SUPPLIED DATA →
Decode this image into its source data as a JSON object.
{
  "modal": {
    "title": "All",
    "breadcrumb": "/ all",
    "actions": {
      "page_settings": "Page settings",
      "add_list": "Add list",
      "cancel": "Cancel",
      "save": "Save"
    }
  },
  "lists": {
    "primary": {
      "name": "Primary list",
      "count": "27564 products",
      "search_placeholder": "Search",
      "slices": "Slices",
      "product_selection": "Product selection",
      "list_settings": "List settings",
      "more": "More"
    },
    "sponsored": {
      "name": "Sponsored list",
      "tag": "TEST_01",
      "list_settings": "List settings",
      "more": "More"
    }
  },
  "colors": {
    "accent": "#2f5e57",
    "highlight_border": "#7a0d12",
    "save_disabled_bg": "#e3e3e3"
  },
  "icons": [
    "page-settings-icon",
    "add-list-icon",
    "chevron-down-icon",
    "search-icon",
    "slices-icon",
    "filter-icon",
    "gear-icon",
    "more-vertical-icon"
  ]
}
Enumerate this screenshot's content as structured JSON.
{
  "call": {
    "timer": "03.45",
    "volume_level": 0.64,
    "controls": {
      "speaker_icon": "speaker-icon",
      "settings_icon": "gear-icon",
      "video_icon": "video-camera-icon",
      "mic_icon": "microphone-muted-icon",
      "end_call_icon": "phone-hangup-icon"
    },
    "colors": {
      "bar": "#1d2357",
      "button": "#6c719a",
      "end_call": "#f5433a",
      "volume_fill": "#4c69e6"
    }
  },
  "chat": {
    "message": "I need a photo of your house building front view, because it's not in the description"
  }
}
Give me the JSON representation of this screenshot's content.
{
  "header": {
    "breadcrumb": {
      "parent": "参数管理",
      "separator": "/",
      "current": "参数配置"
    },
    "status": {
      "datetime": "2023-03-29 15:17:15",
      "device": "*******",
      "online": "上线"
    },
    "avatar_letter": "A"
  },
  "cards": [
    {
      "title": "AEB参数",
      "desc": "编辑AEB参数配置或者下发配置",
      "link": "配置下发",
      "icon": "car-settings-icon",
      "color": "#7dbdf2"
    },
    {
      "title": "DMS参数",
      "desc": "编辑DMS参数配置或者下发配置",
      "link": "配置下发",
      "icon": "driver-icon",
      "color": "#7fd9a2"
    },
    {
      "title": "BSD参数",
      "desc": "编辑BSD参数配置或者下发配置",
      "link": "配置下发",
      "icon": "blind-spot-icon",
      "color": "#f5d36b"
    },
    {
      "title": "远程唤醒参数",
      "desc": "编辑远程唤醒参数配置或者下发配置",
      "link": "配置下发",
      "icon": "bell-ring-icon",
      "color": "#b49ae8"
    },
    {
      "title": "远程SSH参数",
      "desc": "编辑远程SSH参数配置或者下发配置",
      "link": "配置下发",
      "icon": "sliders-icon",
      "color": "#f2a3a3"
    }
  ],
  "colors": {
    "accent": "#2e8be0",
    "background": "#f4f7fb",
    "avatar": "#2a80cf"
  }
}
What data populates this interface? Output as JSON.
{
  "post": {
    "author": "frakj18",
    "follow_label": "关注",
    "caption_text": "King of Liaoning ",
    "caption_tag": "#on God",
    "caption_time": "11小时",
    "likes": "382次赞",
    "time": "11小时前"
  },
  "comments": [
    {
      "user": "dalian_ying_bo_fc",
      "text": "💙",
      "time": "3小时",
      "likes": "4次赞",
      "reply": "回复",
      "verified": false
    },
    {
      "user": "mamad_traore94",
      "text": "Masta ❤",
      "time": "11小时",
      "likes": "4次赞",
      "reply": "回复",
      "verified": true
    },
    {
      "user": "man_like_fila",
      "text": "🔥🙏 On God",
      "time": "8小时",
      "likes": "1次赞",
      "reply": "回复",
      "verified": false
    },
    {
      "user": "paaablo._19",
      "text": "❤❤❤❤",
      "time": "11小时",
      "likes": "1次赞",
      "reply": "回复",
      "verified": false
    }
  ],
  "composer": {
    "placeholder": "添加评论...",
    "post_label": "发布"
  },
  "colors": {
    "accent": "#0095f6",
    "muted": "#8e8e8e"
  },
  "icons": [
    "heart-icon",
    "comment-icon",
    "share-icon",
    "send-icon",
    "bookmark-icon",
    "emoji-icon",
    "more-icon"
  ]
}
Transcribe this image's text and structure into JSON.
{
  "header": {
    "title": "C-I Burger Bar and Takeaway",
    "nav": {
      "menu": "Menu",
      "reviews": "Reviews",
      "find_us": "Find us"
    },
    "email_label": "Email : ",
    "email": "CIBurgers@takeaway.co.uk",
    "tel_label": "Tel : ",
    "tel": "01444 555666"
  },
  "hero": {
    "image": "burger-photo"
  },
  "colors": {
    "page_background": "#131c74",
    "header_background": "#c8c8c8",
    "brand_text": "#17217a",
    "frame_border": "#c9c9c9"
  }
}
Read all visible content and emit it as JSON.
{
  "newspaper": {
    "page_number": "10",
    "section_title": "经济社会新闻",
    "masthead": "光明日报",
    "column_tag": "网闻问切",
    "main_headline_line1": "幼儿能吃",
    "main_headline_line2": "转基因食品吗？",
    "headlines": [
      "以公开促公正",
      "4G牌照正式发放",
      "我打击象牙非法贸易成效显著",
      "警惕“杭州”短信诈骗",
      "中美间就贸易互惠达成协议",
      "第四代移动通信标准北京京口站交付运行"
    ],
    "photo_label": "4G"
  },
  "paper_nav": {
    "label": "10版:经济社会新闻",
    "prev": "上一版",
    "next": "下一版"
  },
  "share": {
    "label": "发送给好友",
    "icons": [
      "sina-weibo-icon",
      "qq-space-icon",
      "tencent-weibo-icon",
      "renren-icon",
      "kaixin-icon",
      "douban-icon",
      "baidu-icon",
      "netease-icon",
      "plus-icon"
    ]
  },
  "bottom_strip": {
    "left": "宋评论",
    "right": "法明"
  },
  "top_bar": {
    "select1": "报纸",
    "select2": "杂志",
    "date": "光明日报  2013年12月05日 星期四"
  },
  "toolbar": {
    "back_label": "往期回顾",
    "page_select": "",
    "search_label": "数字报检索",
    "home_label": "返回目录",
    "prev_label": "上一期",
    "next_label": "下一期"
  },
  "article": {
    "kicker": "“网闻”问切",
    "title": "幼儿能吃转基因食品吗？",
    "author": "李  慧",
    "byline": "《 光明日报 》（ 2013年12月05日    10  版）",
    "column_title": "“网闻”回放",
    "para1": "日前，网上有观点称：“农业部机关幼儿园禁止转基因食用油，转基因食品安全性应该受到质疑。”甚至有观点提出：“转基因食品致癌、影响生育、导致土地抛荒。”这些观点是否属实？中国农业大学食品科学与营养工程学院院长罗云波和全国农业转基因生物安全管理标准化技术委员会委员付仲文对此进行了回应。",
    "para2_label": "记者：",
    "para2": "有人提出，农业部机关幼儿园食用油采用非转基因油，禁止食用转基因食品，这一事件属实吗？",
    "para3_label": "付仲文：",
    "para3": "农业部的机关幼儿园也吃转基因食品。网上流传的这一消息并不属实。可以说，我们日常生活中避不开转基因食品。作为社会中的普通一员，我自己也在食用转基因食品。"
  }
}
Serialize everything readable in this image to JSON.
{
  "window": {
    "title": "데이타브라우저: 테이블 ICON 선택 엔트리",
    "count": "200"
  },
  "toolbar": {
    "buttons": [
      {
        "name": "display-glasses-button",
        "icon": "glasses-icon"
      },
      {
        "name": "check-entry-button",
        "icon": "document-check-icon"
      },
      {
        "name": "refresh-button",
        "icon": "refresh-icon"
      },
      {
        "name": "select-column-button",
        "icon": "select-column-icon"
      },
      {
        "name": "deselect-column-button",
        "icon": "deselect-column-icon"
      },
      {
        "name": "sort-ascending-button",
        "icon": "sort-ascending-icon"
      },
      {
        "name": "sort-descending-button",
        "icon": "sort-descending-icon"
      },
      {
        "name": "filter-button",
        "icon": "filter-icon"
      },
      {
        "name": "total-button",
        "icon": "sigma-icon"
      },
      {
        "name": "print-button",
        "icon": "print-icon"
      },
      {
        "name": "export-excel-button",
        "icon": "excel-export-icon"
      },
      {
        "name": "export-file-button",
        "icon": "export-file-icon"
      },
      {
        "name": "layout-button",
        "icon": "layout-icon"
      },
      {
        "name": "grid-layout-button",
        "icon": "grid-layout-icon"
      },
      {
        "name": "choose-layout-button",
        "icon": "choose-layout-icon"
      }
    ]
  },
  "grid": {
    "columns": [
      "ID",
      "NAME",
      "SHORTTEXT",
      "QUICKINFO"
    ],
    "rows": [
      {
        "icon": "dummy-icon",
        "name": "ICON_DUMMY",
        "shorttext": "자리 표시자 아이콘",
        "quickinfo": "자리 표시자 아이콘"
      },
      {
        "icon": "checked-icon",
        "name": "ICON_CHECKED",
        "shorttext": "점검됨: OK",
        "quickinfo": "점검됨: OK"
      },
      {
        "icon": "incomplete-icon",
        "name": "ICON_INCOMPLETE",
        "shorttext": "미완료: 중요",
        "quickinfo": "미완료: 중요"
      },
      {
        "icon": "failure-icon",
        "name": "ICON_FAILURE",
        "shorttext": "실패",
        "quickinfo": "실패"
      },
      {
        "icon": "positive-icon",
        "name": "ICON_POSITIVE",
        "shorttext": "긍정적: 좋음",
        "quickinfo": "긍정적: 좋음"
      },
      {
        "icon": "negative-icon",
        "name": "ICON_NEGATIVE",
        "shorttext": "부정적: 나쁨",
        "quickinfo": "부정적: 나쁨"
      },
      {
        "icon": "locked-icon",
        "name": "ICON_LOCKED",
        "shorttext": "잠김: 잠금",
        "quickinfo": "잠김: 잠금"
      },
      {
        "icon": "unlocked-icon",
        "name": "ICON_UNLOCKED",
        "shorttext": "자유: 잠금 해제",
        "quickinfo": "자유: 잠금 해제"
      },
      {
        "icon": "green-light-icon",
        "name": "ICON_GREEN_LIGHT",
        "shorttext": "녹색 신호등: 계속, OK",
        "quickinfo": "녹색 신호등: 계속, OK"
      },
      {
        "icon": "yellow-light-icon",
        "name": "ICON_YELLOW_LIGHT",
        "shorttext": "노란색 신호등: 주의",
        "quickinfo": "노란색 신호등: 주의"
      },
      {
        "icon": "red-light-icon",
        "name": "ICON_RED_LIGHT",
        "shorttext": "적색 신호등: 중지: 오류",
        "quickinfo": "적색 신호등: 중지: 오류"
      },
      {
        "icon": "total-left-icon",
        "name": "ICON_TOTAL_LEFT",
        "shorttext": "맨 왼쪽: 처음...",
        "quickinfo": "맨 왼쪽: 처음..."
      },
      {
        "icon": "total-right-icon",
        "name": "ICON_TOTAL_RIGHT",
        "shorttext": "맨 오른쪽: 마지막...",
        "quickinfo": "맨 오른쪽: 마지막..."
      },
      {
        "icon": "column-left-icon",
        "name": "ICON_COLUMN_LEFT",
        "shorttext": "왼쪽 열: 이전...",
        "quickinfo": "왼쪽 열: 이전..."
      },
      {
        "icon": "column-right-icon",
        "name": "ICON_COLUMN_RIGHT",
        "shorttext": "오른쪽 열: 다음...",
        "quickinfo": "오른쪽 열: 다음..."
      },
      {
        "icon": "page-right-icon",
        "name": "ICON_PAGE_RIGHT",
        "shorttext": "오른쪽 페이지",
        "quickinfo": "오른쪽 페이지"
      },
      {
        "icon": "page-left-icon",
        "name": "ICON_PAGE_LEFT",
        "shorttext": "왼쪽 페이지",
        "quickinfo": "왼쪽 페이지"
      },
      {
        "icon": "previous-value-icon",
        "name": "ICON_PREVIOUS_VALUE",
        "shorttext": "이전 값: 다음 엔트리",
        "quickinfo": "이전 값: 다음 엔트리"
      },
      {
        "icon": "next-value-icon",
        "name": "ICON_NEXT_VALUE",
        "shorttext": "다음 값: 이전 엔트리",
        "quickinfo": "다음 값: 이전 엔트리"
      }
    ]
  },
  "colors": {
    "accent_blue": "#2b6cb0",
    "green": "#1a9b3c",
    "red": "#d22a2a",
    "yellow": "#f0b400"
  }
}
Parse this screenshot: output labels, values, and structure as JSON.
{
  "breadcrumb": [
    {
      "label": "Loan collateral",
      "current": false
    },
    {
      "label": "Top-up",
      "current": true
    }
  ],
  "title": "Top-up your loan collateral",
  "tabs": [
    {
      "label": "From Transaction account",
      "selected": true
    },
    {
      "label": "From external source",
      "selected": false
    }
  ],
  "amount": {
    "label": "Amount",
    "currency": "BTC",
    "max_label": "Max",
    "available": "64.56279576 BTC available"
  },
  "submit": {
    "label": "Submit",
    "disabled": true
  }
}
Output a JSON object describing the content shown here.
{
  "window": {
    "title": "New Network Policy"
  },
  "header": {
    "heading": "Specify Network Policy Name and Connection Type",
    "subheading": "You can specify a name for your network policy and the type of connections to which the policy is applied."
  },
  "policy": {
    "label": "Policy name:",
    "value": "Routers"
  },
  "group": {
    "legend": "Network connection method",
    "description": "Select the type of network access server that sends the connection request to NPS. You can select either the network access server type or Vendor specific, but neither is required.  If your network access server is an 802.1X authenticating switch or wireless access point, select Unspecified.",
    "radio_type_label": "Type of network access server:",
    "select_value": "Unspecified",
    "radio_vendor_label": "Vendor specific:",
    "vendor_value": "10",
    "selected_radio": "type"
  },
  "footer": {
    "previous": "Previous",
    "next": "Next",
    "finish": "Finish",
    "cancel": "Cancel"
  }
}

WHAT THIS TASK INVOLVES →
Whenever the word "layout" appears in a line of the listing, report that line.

ANSWER SPACE →
        "name": "layout-button",
        "icon": "layout-icon"
        "name": "grid-layout-button",
        "icon": "grid-layout-icon"
        "name": "choose-layout-button",
        "icon": "choose-layout-icon"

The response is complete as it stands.